• **WORK INSTRUCTIONS**:
All entries that follow are to be written out verbatim.

• **Data about app and page elements**:
+--
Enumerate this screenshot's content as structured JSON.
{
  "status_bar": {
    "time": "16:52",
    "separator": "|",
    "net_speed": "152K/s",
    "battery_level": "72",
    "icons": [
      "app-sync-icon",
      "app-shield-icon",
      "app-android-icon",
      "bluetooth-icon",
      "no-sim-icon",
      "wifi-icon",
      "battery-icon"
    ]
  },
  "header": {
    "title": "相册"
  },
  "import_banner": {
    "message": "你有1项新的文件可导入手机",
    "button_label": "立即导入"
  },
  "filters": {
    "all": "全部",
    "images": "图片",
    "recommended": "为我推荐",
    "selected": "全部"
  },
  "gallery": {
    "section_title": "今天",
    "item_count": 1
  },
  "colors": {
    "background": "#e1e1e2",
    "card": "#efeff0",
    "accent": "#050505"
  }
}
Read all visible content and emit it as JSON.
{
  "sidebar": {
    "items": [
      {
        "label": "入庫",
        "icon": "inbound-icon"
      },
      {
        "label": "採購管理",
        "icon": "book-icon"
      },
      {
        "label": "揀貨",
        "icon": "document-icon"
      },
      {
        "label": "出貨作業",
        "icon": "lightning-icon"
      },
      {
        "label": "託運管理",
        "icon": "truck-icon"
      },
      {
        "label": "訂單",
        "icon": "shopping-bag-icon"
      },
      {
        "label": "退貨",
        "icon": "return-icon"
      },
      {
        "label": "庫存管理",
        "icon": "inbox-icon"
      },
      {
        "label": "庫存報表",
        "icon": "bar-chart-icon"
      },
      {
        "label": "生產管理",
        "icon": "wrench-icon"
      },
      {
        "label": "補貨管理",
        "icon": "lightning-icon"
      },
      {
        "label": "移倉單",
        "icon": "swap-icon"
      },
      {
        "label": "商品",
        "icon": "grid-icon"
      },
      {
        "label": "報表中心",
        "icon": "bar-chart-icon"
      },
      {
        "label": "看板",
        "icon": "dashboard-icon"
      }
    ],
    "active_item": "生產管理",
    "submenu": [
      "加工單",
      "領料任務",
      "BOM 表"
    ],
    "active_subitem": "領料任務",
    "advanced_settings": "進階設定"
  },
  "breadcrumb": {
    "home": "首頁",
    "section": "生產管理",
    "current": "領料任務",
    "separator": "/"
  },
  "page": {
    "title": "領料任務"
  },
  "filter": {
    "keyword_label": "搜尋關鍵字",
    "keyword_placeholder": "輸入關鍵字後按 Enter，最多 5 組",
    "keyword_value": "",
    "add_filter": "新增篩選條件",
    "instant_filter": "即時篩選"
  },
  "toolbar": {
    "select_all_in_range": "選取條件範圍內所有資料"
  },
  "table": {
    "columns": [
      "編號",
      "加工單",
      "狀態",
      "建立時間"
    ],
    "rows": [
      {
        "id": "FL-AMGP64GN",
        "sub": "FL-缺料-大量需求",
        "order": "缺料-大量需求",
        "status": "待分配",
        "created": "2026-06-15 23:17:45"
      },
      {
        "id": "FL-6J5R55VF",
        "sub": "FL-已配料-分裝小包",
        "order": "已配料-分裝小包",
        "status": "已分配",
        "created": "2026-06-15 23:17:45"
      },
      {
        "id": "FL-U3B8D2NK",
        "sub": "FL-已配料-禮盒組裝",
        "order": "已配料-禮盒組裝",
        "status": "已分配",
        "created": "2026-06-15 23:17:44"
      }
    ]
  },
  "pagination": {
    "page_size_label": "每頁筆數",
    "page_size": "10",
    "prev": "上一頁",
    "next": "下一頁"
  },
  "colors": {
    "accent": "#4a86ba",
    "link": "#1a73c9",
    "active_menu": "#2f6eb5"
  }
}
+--
• **REPLY TO THE EXERCISE**:
Enumerate this screenshot's content as structured JSON.
{
  "status_bar": {
    "time": "16:52",
    "separator": "|",
    "net_speed": "152K/s",
    "battery_level": "72",
    "icons": [
      "app-sync-icon",
      "app-shield-icon",
      "app-android-icon",
      "bluetooth-icon",
      "no-sim-icon",
      "wifi-icon",
      "battery-icon"
    ]
  },
  "header": {
    "title": "相册"
  },
  "import_banner": {
    "message": "你有1项新的文件可导入手机",
    "button_label": "立即导入"
  },
  "filters": {
    "all": "全部",
    "images": "图片",
    "recommended": "为我推荐",
    "selected": "全部"
  },
  "gallery": {
    "section_title": "今天",
    "item_count": 1
  },
  "colors": {
    "background": "#e1e1e2",
    "card": "#efeff0",
    "accent": "#050505"
  }
}
Read all visible content and emit it as JSON.
{
  "sidebar": {
    "items": [
      {
        "label": "入庫",
        "icon": "inbound-icon"
      },
      {
        "label": "採購管理",
        "icon": "book-icon"
      },
      {
        "label": "揀貨",
        "icon": "document-icon"
      },
      {
        "label": "出貨作業",
        "icon": "lightning-icon"
      },
      {
        "label": "託運管理",
        "icon": "truck-icon"
      },
      {
        "label": "訂單",
        "icon": "shopping-bag-icon"
      },
      {
        "label": "退貨",
        "icon": "return-icon"
      },
      {
        "label": "庫存管理",
        "icon": "inbox-icon"
      },
      {
        "label": "庫存報表",
        "icon": "bar-chart-icon"
      },
      {
        "label": "生產管理",
        "icon": "wrench-icon"
      },
      {
        "label": "補貨管理",
        "icon": "lightning-icon"
      },
      {
        "label": "移倉單",
        "icon": "swap-icon"
      },
      {
        "label": "商品",
        "icon": "grid-icon"
      },
      {
        "label": "報表中心",
        "icon": "bar-chart-icon"
      },
      {
        "label": "看板",
        "icon": "dashboard-icon"
      }
    ],
    "active_item": "生產管理",
    "submenu": [
      "加工單",
      "領料任務",
      "BOM 表"
    ],
    "active_subitem": "領料任務",
    "advanced_settings": "進階設定"
  },
  "breadcrumb": {
    "home": "首頁",
    "section": "生產管理",
    "current": "領料任務",
    "separator": "/"
  },
  "page": {
    "title": "領料任務"
  },
  "filter": {
    "keyword_label": "搜尋關鍵字",
    "keyword_placeholder": "輸入關鍵字後按 Enter，最多 5 組",
    "keyword_value": "",
    "add_filter": "新增篩選條件",
    "instant_filter": "即時篩選"
  },
  "toolbar": {
    "select_all_in_range": "選取條件範圍內所有資料"
  },
  "table": {
    "columns": [
      "編號",
      "加工單",
      "狀態",
      "建立時間"
    ],
    "rows": [
      {
        "id": "FL-AMGP64GN",
        "sub": "FL-缺料-大量需求",
        "order": "缺料-大量需求",
        "status": "待分配",
        "created": "2026-06-15 23:17:45"
      },
      {
        "id": "FL-6J5R55VF",
        "sub": "FL-已配料-分裝小包",
        "order": "已配料-分裝小包",
        "status": "已分配",
        "created": "2026-06-15 23:17:45"
      },
      {
        "id": "FL-U3B8D2NK",
        "sub": "FL-已配料-禮盒組裝",
        "order": "已配料-禮盒組裝",
        "status": "已分配",
        "created": "2026-06-15 23:17:44"
      }
    ]
  },
  "pagination": {
    "page_size_label": "每頁筆數",
    "page_size": "10",
    "prev": "上一頁",
    "next": "下一頁"
  },
  "colors": {
    "accent": "#4a86ba",
    "link": "#1a73c9",
    "active_menu": "#2f6eb5"
  }
}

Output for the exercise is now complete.